That America’s dividedness has become a prominent topic of discussion is evident. And it’s probably a good thing. But somehow I feel this is wrought with misunderstanding, and that lies in the assumption that division – our “otherness” to each other – is somehow a new development.
It has always been there, my friends, it just hasn’t been at the forefront of the national psyche, forced there by the events of this summer (brought into agonizingly sharp relief by the murder of George Floyd) and the daily onslaught of crude, inflammatory rhetoric from those who should be uniting us (this needs no explanation). And so people tend to retreat to their corners, operating under the safety of the company of others who share the same label.
Labels are interesting. They shift, go in and out of acceptance, change as those who suffered under an external label strive to self-identify. And this self-determination inspires me; everyone should be called what they want to be called.
Then there are other labels that are imposed. Not what we want, but what they want.
The sign of a woke person in this day and age is to be up on your acceptable labels. Latinx, for example. Inclusive, gender neutral. Ok great. But do people seem to care that, as of a 2019 Pew Research Center study, less than a quarter of those who identify as Hispanic or Latino have heard of this term? And that only 3% would label themselves Latinx? Is it perhaps a label that serves the labelers more than the label?
Then there’s BIPOC. For those of you who’ve not yet encountered this term, it’s an acronym for Black, Indigenous and People of Color.

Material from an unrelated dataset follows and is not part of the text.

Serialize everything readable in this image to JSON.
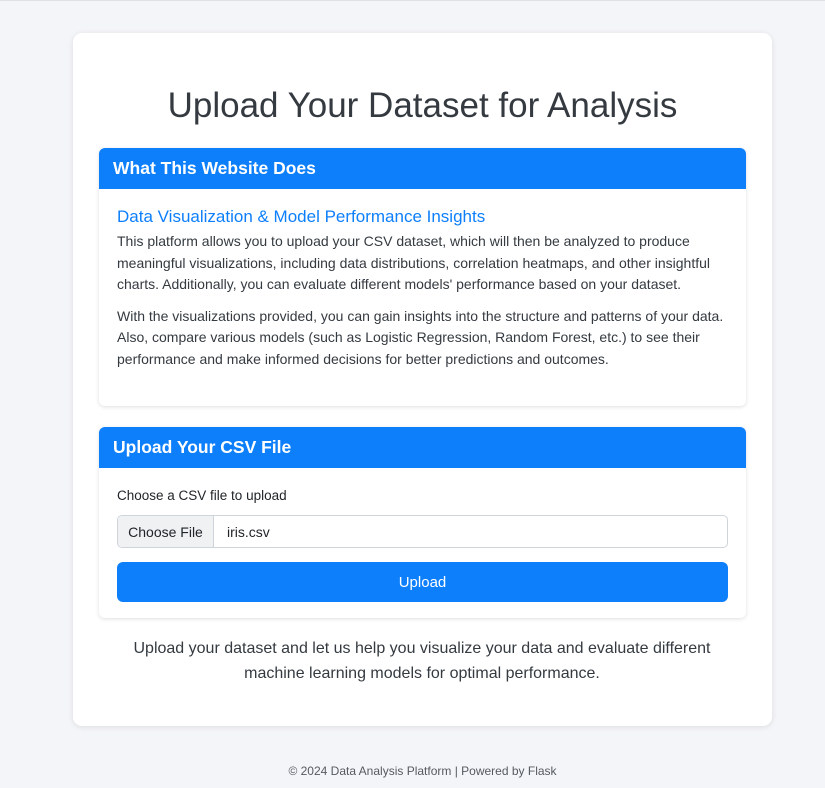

Advocates of this label argue that Black and Indigenous people have suffered and continue to suffer disproportionate injustice in the US, an observation with which I would absolutely agree.
But then there is the big lump of us POCs – Asian, Pacific Islander…Latinx. Each with our individual experiences of prejudice and discrimination, huddled together under the same umbrella. I understand the desire to simplify an acronym, and the challenge of finding terminology to be as inclusive as possible, but…
And then, did you know that the US Census Bureau considers people from Southwest Asia, the Middle East or North Africa to be “white”?
I’m going to let you chew on that for a while.
And then there’s the whole notion that BIPOC represents everyone who is non-white. I realize that this is a distinction meant to point out both the white majority and the history of white privilege. BIPOC has an implication of “otherness”.
Did you know the that very same US Census Bureau projects that by 2045 white Americans will no longer be the majority, but will become “minority white”? Do they then become NPOCs – Not Persons of Color?
I don’t mean to add instigation to a topic that already stirs up emotion, but I think these conversations are important. And labels attempt to simplify the complex, because it’s easier for us to consider a person by their label rather than the complicated amalgam of race and culture and language and self-identification that makes a human whole.
I, for instance, am half Asian. Growing up in Hawaii, that literal melting pot, I was largely shielded from labels. But when I moved to The Mainland (what we called the continental US) for college, I became acutely aware of my “otherness”. And the fact that I’m not one identifiable race makes my case even more complicated – I defied labels, and that sometimes made people unsure how to approach me.
And I’m not going into the challenge of being a (half) Asian woman and the cultural baggage that carries, because that’s a whole discussion in itself.
This is all to say that labels attempt to simplify, and while that may be fine for efficiencies’ sake, we cannot, must not, forget the nuances. Indigenous people have suffered horrors that are different from the horrors of Black history in America. Latinx (yes, I know, I’m using a label that I have conflicted feelings about, but, hey, as I said, the uncomfortable compromise of efficiency…) face their unique discrimination, and the growing xenophobia aimed at Asian-Americans is quite frankly frightening (I’m telling you, if I hear “kung-flu” one more time, I may be thrown into an uncharacteristic rage).
And I will leave you with this; my mother is Japanese, and my father was an American mutt – grandparents on one side emigrated from England, and the other side is French and can be traced nearly to the Revolution. I have always danced between those two identities, even as a majority who look at me would label me Asian. Whenever I fill out any government forms I check “other”, because nothing applies to me.
That same Pew Research Center study I referenced above shows that “mixed race” will constitute 4% of the population come 2045.
Maybe I’ll have a label then.
But until then, I suppose the important takeaways are: be aware of what you call people. Those very labels can influence the way you feel about them. Be aware of what people want to be called. Because those labels influence the way they feel about themselves. We are all unified both in the uniqueness of our experiences, and by the similarities in our experiences. The answers aren’t easy. Let’s just keep asking questions, of ourselves, and of each other.